There is a lot of information out there.  

Go to and google the keyword - information.  Try it here - results for information

When I did it (September 19, 2013), I came up with 6,380,000,000 hits!  That's almost as much as one hit per person on this planet, which is over 7 billion.  [reference: World Population Clock: 7 Billion People (2013) - Worldometers]

And information is growing exponentially as shown in this video clip below (which is 3 years old and already out-dated):  (reference:

How do we manage with so much information thrown at us - ever growing, ever changing?

It takes some wisdom.

So let's go back to and google the keyword - wisdom.
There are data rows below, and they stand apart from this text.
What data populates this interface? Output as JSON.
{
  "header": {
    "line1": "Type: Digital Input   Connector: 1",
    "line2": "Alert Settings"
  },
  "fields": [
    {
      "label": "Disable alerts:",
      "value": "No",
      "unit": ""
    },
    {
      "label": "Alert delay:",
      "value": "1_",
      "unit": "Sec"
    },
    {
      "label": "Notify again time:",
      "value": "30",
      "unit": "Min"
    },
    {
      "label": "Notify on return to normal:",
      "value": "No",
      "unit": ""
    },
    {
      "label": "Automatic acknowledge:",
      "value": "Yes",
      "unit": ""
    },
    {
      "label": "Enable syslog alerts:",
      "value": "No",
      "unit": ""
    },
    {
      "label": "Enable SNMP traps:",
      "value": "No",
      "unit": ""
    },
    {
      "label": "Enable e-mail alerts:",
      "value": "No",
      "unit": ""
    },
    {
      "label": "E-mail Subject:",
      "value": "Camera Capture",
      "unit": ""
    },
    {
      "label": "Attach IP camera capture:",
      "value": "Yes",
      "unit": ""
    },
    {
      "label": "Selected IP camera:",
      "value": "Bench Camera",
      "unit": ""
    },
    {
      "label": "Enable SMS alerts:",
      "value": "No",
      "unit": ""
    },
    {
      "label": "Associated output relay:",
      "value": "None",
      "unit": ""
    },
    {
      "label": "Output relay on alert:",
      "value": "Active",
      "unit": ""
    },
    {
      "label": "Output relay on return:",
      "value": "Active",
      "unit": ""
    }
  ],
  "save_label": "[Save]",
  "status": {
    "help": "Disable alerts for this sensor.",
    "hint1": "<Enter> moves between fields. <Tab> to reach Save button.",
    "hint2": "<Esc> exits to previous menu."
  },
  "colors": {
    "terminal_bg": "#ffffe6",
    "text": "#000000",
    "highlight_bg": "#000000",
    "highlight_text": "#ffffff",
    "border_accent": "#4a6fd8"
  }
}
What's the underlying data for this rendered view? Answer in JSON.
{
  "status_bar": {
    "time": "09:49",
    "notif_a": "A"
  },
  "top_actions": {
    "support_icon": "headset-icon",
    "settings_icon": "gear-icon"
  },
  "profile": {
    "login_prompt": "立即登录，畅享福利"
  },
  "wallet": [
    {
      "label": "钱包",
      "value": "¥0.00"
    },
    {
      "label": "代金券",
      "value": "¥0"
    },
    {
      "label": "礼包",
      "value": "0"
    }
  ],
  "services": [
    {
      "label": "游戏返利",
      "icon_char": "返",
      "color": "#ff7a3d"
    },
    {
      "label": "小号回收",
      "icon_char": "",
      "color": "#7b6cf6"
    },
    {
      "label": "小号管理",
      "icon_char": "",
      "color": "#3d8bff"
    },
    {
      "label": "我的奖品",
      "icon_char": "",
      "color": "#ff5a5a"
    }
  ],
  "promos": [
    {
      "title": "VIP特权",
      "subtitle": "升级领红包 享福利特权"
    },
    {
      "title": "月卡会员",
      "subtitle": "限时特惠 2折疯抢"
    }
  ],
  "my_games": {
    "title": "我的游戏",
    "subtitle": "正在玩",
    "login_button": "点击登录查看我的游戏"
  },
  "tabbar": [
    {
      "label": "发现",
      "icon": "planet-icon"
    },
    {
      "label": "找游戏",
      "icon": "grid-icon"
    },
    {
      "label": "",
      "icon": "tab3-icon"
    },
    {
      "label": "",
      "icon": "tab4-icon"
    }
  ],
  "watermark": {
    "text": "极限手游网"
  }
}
Try it - results for wisdom

When I did it (September 19, 2013), I came up with 146,000,000 hits.  That's a little less than one hit for half the population of the United States, about 316 million.  [reference:  Population Clock]
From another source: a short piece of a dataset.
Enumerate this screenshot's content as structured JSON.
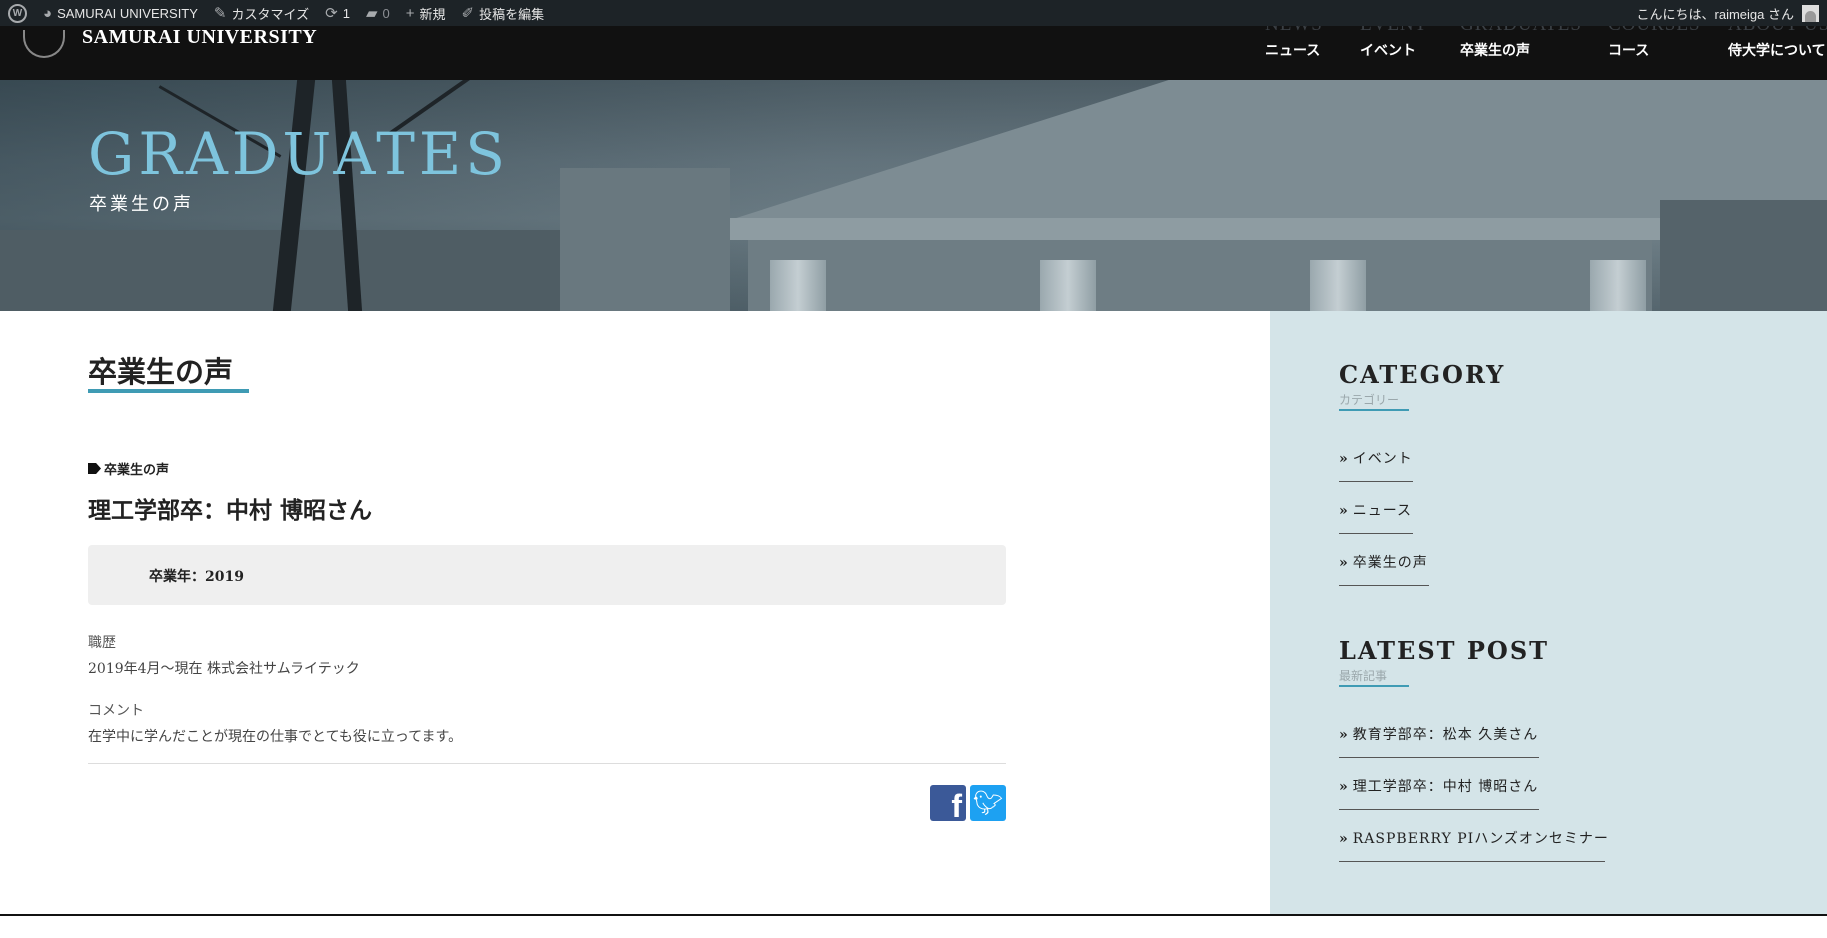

Roughly that is a ratio of information / wisdom of 44 to 1.

Wisdom is definitely lacking here - if we only go by these raw statistics.

But wisdom is calling ...

Out in the open wisdom calls aloud,
she raises her voice in the public square;
on top of the wall she cries out,
at the city gate she makes her speech:
Proverbs 1:20, 21 (NIV)

For this reason, I began a new series on *Proverbs * - a source of wisdom.

Proverbs has 31 chapters and is one book of 66 books (in the Protestant Bible).  But what it lacks in volume, it packs quite a punch in quality.

For starters, here are some proverbs on Wisdom, in this clip:  (reference:

And the entire Book of Proverbs is read here -
(It's over 90 minutes when read, but a twinkle of an eye when considering all the information out there!)

And here is an appropriate proverb on wisdom to kick off this series ... on Proverbs:

The fear of the Lord is the beginning of wisdom,
    and knowledge of the Holy One is understanding.
Proverbs 9:10  (NIV)


Recent posts on similar topics:

Timeless Truths (part 3) - Hakuna Matata - No Worries? (2013)

Biblia Files (part 1) - Thru the Bible (2013)

Biblia Files (part 2) - What is the Bible Basically About? (2013)


Photo from:  Wikipedia -  Internet map

Saturday, September 7, 2013

Biblia Files (part 2) - What is the Bible Basically About? compromise
Above is a stained glass depiction of the Alpha and the Omega - the first and the last letters of the Greek alphabet.

Who is this Alpha and Omega?  (Hint:  The Lamb and the Cross are a giveaway.)

A bigger question:  What is the Bible really about?  (Another hint:  The video below gives a succinct summary and great overview of the Bible)

The revelation from Jesus Christ
I am the Alpha and the Omega,” says the Lord God, “who is, and who was, and who is to come, the Almighty.

Revelation 1:8 (NIV) 

The Bible ... It's all about Jesus ...

... For it is the Spirit of prophecy who bears testimony to Jesus.
Revelation 19:10 (NIV) 


Recent post in this series:

Biblia Files (part 1) - Thru the Bible (2013)


Photo from: